Records drawn from a dataset:
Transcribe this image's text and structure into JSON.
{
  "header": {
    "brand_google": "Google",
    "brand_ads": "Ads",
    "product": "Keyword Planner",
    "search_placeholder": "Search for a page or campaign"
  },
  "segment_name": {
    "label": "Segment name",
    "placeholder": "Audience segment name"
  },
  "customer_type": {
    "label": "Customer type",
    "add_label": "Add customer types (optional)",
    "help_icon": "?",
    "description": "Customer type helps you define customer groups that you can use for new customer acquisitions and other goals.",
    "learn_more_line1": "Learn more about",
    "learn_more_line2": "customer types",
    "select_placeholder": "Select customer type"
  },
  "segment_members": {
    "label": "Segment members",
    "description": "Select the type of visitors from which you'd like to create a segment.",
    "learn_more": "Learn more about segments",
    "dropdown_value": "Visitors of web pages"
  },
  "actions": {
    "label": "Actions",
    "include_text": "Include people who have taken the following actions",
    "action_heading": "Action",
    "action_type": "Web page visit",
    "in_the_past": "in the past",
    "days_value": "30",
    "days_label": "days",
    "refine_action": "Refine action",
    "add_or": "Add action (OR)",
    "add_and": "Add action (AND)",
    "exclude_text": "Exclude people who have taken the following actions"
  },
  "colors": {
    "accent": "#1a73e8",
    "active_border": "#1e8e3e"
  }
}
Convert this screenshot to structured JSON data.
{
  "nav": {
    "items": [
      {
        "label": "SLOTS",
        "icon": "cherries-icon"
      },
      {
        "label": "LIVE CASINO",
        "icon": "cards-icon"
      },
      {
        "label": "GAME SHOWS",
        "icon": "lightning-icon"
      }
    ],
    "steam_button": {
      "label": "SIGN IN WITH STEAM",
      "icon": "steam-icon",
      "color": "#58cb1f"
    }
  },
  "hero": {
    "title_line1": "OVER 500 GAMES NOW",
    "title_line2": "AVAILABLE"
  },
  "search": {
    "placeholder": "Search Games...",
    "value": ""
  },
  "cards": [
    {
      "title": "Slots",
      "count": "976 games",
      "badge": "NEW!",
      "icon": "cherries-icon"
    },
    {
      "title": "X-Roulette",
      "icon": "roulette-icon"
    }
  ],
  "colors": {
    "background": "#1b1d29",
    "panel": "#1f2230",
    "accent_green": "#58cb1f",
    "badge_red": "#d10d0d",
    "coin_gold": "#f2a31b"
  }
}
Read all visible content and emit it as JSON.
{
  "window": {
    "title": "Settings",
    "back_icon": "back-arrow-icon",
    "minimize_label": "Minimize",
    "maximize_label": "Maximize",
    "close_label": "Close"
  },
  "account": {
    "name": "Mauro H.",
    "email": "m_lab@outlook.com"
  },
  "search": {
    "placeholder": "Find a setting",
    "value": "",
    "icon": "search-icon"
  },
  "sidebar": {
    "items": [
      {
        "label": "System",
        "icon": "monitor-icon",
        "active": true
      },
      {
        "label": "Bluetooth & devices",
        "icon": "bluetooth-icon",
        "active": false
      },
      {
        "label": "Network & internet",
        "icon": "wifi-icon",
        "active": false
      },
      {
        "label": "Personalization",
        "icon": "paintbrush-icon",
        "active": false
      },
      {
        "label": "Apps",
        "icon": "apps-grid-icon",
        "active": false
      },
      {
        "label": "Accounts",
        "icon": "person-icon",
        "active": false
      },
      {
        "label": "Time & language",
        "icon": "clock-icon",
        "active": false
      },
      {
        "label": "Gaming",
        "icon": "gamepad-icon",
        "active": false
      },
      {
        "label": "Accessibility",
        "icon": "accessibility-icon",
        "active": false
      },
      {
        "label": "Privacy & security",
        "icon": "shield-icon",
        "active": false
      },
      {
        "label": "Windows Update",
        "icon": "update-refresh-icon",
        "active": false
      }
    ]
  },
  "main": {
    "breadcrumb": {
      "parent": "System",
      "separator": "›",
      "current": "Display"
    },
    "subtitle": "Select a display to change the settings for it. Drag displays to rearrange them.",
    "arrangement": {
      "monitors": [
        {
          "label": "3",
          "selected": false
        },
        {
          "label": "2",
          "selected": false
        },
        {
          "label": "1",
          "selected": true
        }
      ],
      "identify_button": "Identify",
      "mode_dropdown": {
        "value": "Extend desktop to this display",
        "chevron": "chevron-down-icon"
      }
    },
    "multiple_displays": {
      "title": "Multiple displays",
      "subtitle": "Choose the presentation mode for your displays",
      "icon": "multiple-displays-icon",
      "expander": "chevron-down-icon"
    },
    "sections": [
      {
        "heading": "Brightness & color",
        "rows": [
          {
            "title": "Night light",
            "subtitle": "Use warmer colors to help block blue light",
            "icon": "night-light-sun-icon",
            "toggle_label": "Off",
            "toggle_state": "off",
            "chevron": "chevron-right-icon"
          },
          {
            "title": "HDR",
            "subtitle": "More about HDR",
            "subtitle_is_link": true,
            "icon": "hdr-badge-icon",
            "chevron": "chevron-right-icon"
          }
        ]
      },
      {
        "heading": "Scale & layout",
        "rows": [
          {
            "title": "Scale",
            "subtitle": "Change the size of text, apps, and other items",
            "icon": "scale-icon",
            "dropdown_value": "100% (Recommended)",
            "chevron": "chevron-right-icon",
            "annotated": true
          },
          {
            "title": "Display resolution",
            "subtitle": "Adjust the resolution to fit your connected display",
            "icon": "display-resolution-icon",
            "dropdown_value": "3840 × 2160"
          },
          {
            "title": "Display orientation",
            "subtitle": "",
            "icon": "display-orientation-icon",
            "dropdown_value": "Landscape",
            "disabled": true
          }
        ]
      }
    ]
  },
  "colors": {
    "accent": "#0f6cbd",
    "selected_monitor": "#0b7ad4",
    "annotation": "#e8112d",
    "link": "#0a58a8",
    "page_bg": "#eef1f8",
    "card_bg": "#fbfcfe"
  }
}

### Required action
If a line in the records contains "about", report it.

### Task output
    "learn_more_line1": "Learn more about",
    "learn_more": "Learn more about segments",
            "subtitle": "More about HDR",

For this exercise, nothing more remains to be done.